Shielding small ICs at the chip level is very different from shielding a room, so a clear understanding of the problem’s scale is essential (MacArthur, 2020).
Breakdown of EMI Shielding Levels
- Packaging level
- Board level
- Device and room level
EMI/RFI problems are best dealt with at the source. However, when this is insufficient, shielding must be scaled to ensure adequate protection.
Package Level Shielding
The most fundamental level of EMI shielding lies at the individual package level. The approach here is to fully shield individual components (packages) from transmitting harmful electromagnetic fields that interfere with neighbouring components, disrupting the function of their circuits. The classic approach to remedy these problems was to surround the component with an electrically conductive shield, such as an aluminum enclosure. This was called metal stamping or canning. While effective, it was quite cumbersome, and added unnecessary weight to the component.
Electrically conductive paint provides distinct advantages for package level shielding, including reduced weight, cost, and labor. MG Chemicals has developed specialized conductive paints that are specifically designed for package-level use. These paints can easily be applied directly onto the component, providing an effective EMI shield with the following advantages:
- Can be applied ultra-thin (down to 8 µm)
- Offers excellent flexibility, toughness and adhesion
- Stable under extreme environmental conditions
- Withstands wave soldering
Board Level Shielding
The next level up from package level shielding is board level shielding. With this approach, the whole board, or a portion of it, is surrounded by a six-sided metallic enclosure, which not only contains the EMI being transmitted from the device but also prevents neighbouring EMI from interfering with the circuit. As with metal stamping, this solution was expensive and added unnecessary weight, so designers switched to using cheaper plastic housing materials, such as ABS spray-coated with conductive paint.
MG Chemicals has created an extensive portfolio of conductive paints for board level shielding with different chemistries and levels of shielding effectiveness. Our board level paints present a practical solution for reducing EMI, as they are light weight, cost-effective, easy to apply, and provide strong adhesion to most plastics.
Device and Room Level Shielding
Sometimes it is best to simply shield the entire device for added protection – for example, car batteries in electric vehicles. As with board-level shielding, device-level shielding is achieved by placing the device in an enclosure and applying an electrically conductive paint to all sides, which prevents unwanted EMI from leaking out or getting into the device.

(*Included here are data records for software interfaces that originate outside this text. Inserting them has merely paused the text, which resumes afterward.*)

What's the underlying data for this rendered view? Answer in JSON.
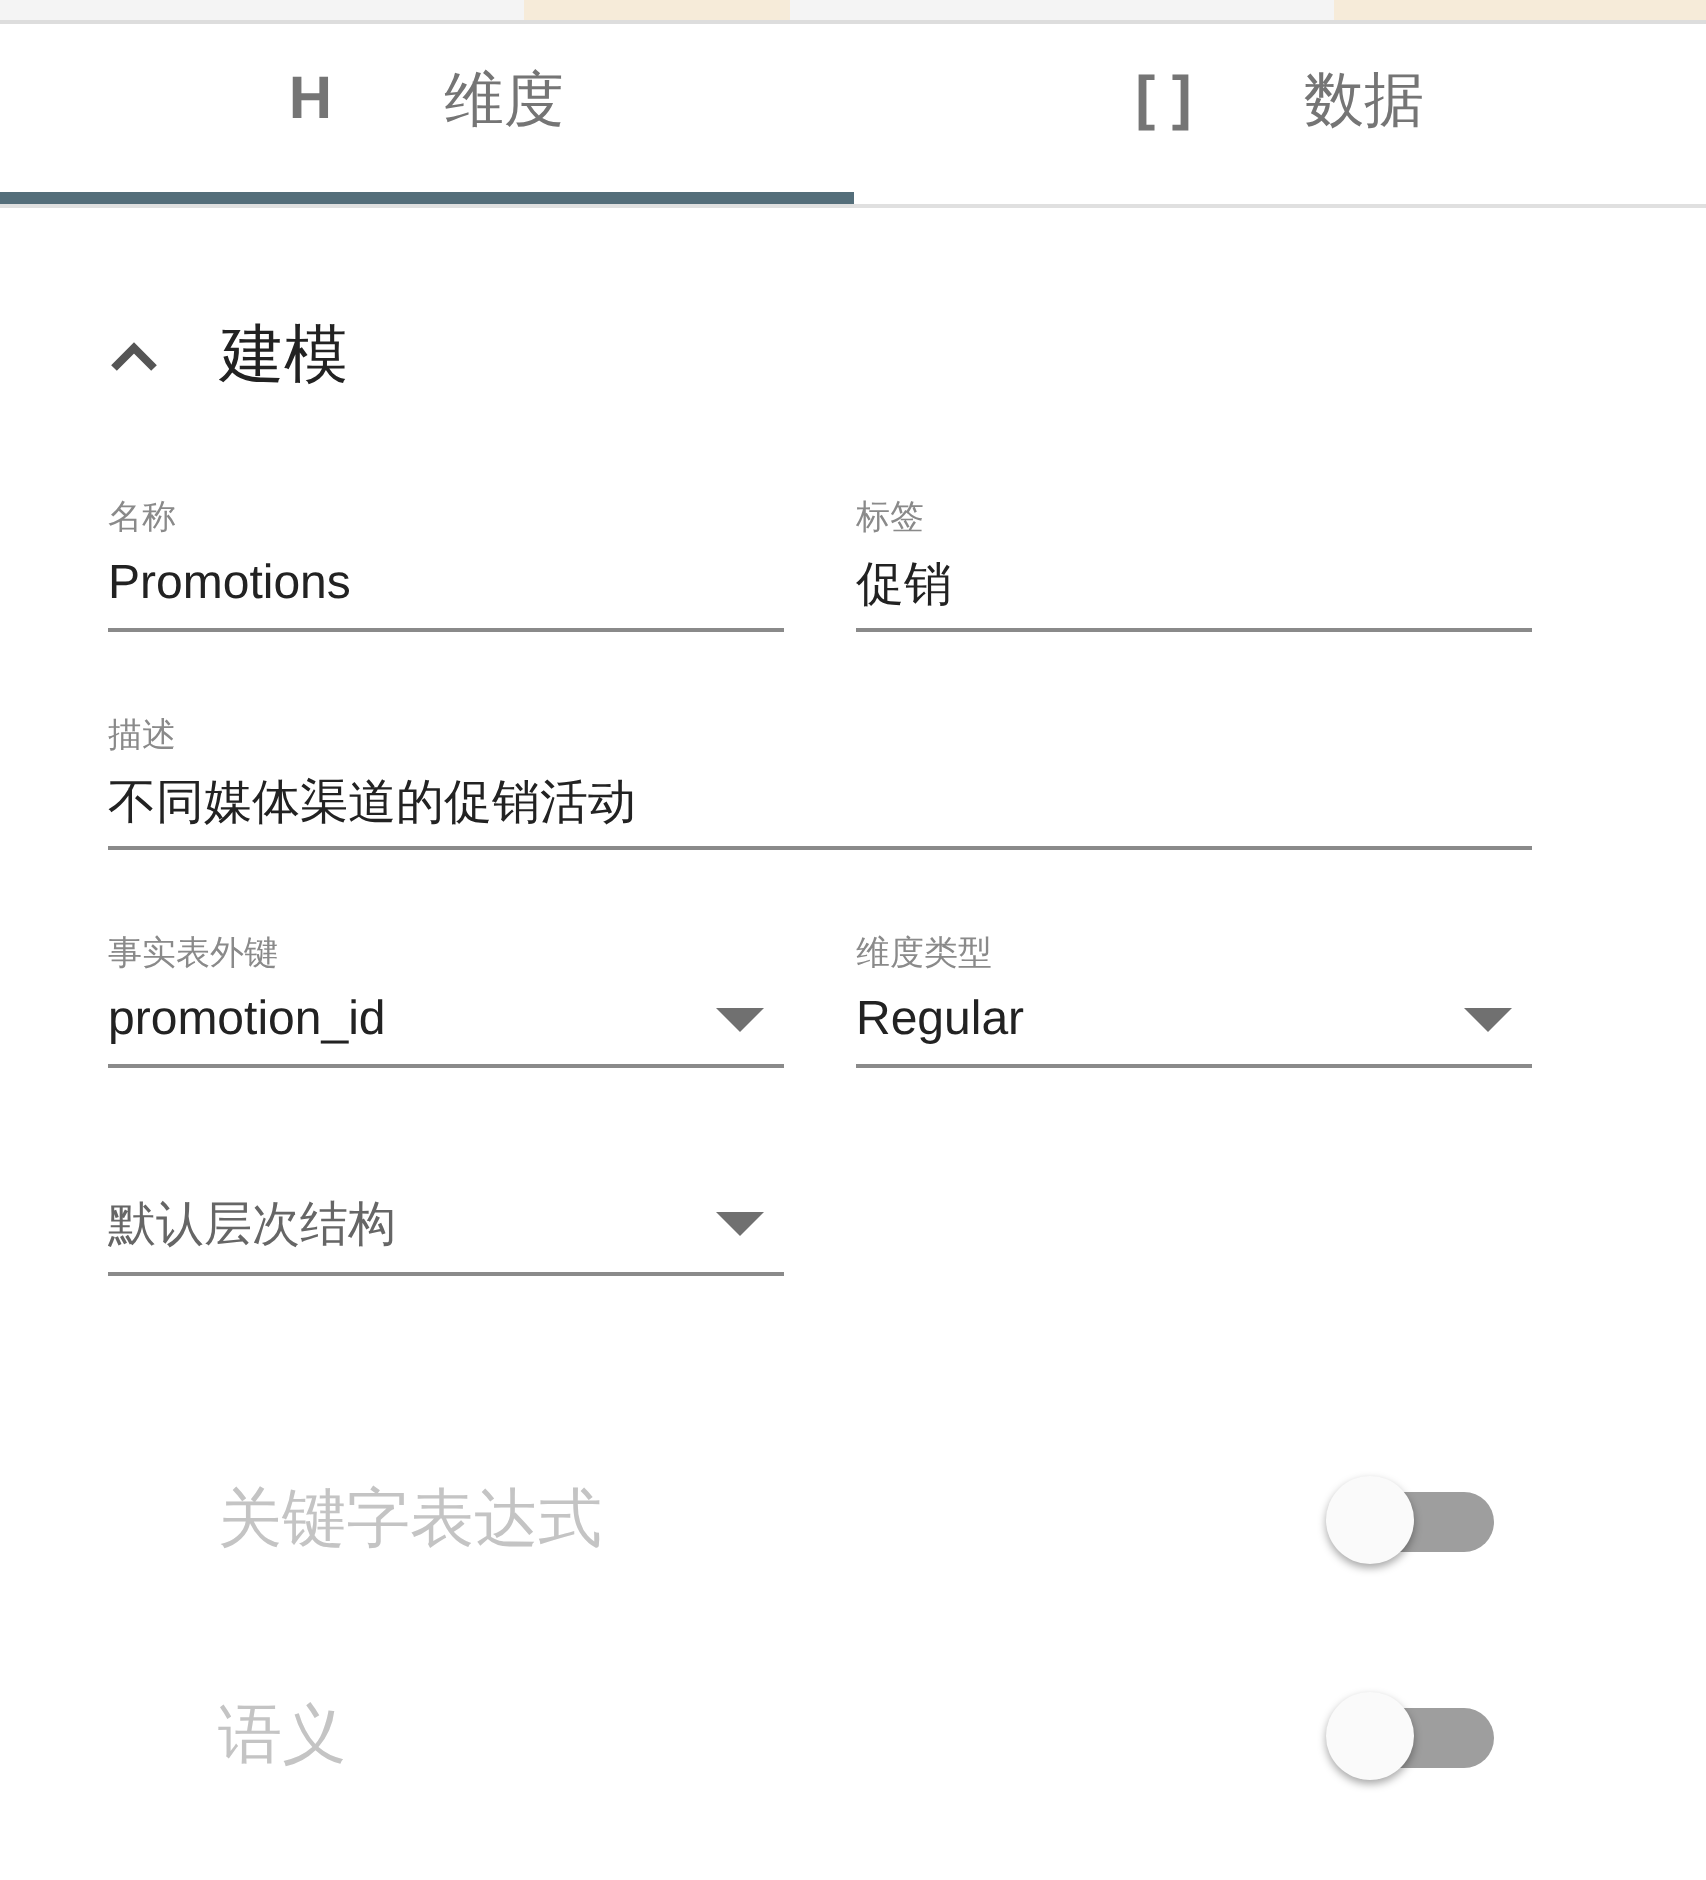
{
  "tabs": [
    {
      "icon": "H",
      "label": "维度",
      "selected": true
    },
    {
      "icon": "[ ]",
      "label": "数据",
      "selected": false
    }
  ],
  "section": {
    "title": "建模",
    "expanded": true
  },
  "rows": [
    [
      {
        "kind": "text",
        "label": "名称",
        "value": "Promotions"
      },
      {
        "kind": "text",
        "label": "标签",
        "value": "促销"
      }
    ],
    [
      {
        "kind": "text",
        "label": "描述",
        "value": "不同媒体渠道的促销活动",
        "wide": true
      }
    ],
    [
      {
        "kind": "select",
        "label": "事实表外键",
        "value": "promotion_id"
      },
      {
        "kind": "select",
        "label": "维度类型",
        "value": "Regular"
      }
    ],
    [
      {
        "kind": "select",
        "placeholder": "默认层次结构"
      }
    ]
  ],
  "toggles": [
    {
      "label": "关键字表达式",
      "on": false,
      "disabled": true
    },
    {
      "label": "语义",
      "on": false,
      "disabled": true
    }
  ]
}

EMI protection can also be extended to entire rooms, such as server rooms, surgical rooms, and airplane cockpits. Our water-based conductive paints are ideal for room-level shielding as they have low odor, low VOC, and adhere to drywall without a primer.
MacArthur, D. (2020, January 7). Let’s talk about shielding at the PCB level. In Compliance Magazine, from https://incompliancemag.com/article/lets-talk-about-shielding-at-the-pcb-level/.